Mannix became the Vice-President of Metro-Goldwyn-Mayer. He allegedly had connections to gangs and the underworld; gossip purported that he murdered his first wife Bernice Fitzmaurice (in a make-believe high speed car crash) in 1937. He was also rumored to be complicit in cover-ups involving the deaths of film producer Paul Bern and Superman actor George Reeves, with whom his second wife Toni Mannix had a long open affair. Mannix was never formally charged as Reeves's death was ruled a suicide (as was Bern's), and no credible evidence has ever been cited to confirm the rumors. However, the 2006 film Hollywoodland (in which he was portrayed by Bob Hoskins) speculates on three theories, one of which is that one or both of the Mannixes might have caused Reeves' death.
Mannix and fellow MGM executive Howard Strickling are the subject of E. J. Fleming's book The Fixers: Eddie Mannix, Howard Strickling and the MGM Publicity Machine (2004), which also suggests that Wallace Beery, gangster Pat DiCicco, and Albert R. Broccoli beat comedian and original Three Stooges chief Ted Healy to death in the parking lot of the Trocadero nightclub in 1937, after which the studio sent Beery to Europe for several months until the heat was off. Mannix and Strickling, in their capacity as MGM's "fixers," arranged the deft cover-up, and mythical "college students" were always blamed for Healy's early death, according to the book.
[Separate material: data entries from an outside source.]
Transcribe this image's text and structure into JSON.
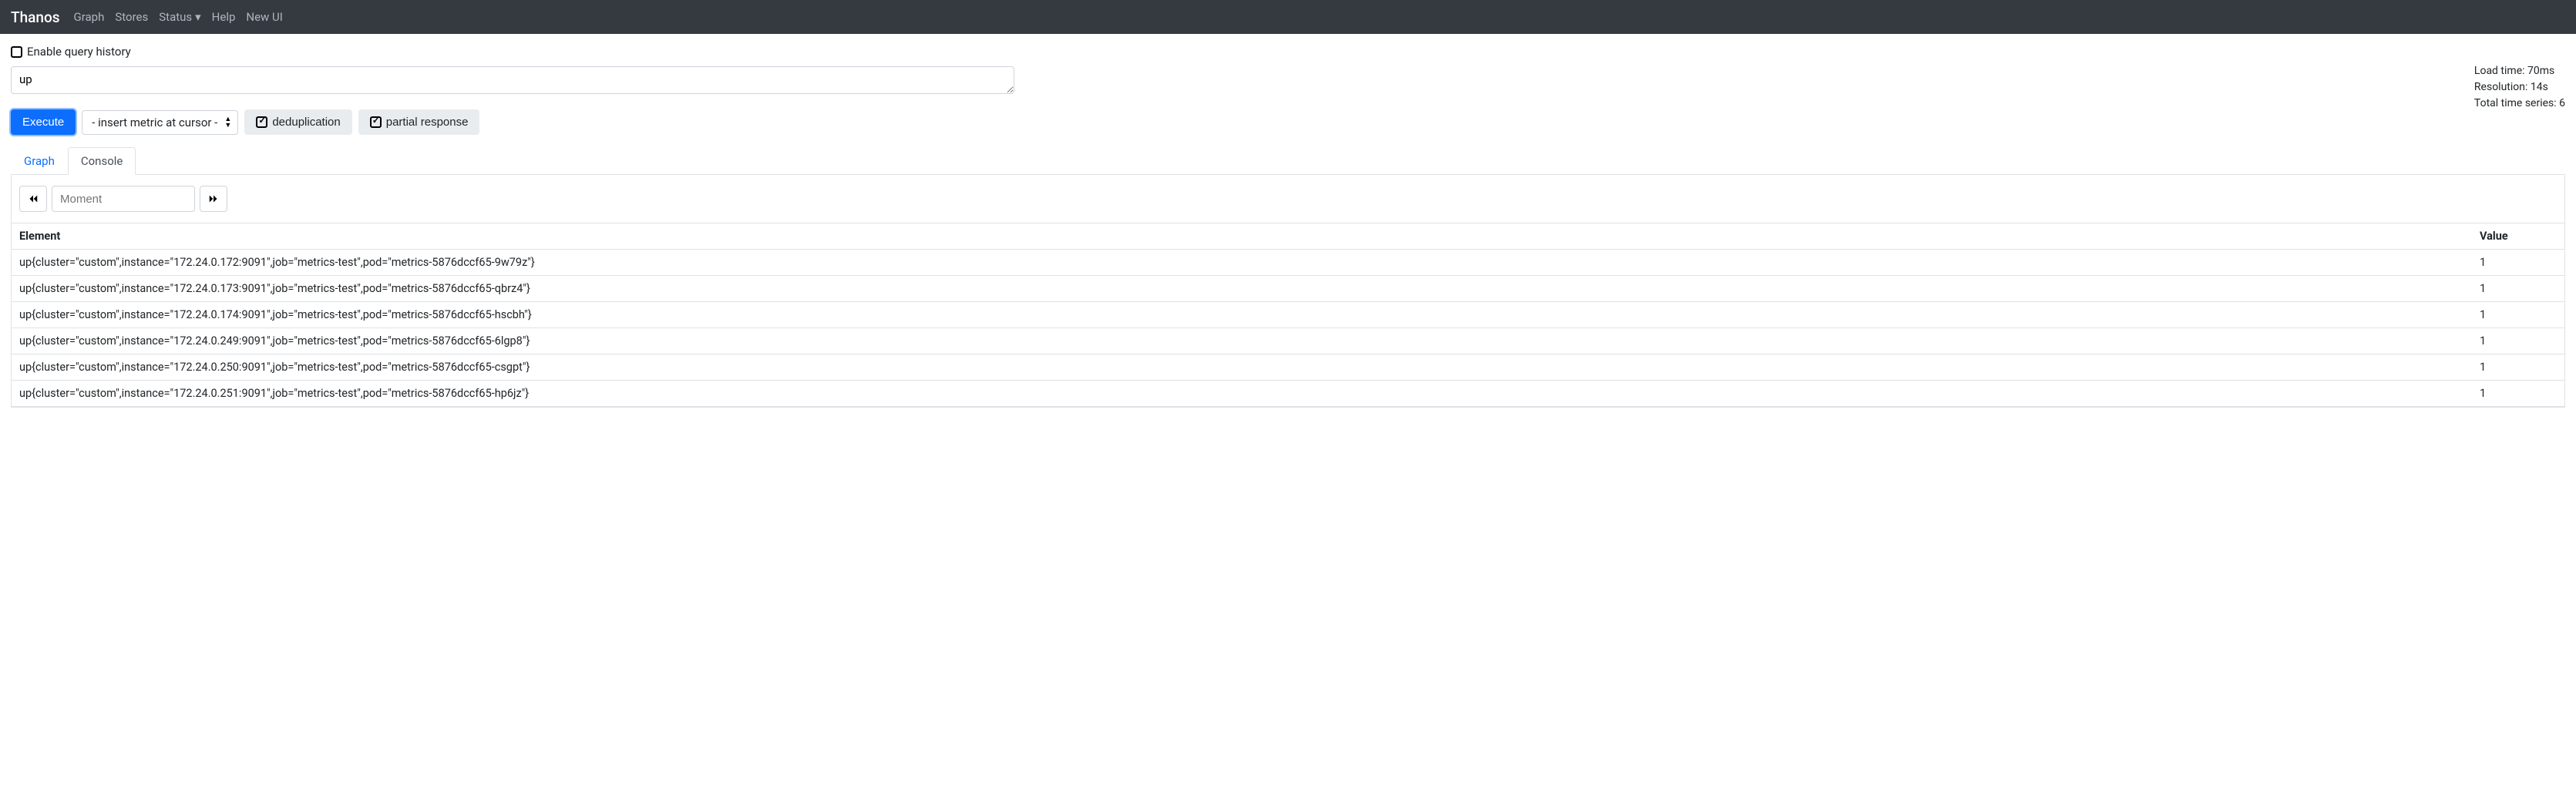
{
  "nav": {
    "brand": "Thanos",
    "items": [
      "Graph",
      "Stores",
      "Status",
      "Help",
      "New UI"
    ],
    "dropdown_index": 2
  },
  "history_checkbox_label": "Enable query history",
  "expression_value": "up",
  "stats": {
    "load_time": "Load time: 70ms",
    "resolution": "Resolution: 14s",
    "total_series": "Total time series: 6"
  },
  "controls": {
    "execute_label": "Execute",
    "metric_select_label": "- insert metric at cursor -",
    "dedup_label": "deduplication",
    "partial_label": "partial response"
  },
  "tabs": {
    "graph": "Graph",
    "console": "Console"
  },
  "moment_placeholder": "Moment",
  "table": {
    "headers": {
      "element": "Element",
      "value": "Value"
    },
    "rows": [
      {
        "element": "up{cluster=\"custom\",instance=\"172.24.0.172:9091\",job=\"metrics-test\",pod=\"metrics-5876dccf65-9w79z\"}",
        "value": "1"
      },
      {
        "element": "up{cluster=\"custom\",instance=\"172.24.0.173:9091\",job=\"metrics-test\",pod=\"metrics-5876dccf65-qbrz4\"}",
        "value": "1"
      },
      {
        "element": "up{cluster=\"custom\",instance=\"172.24.0.174:9091\",job=\"metrics-test\",pod=\"metrics-5876dccf65-hscbh\"}",
        "value": "1"
      },
      {
        "element": "up{cluster=\"custom\",instance=\"172.24.0.249:9091\",job=\"metrics-test\",pod=\"metrics-5876dccf65-6lgp8\"}",
        "value": "1"
      },
      {
        "element": "up{cluster=\"custom\",instance=\"172.24.0.250:9091\",job=\"metrics-test\",pod=\"metrics-5876dccf65-csgpt\"}",
        "value": "1"
      },
      {
        "element": "up{cluster=\"custom\",instance=\"172.24.0.251:9091\",job=\"metrics-test\",pod=\"metrics-5876dccf65-hp6jz\"}",
        "value": "1"
      }
    ]
  }
}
Despite such unsavory rumors, Mannix was much-beloved in the film community, a gregarious and fun-loving man whose word was considered his bond by many of the stars who worked for him. Clark Gable, asked whether he had signed a new contract with MGM, famously replied, "I don't need a contract. I shook Eddie Mannix's hand."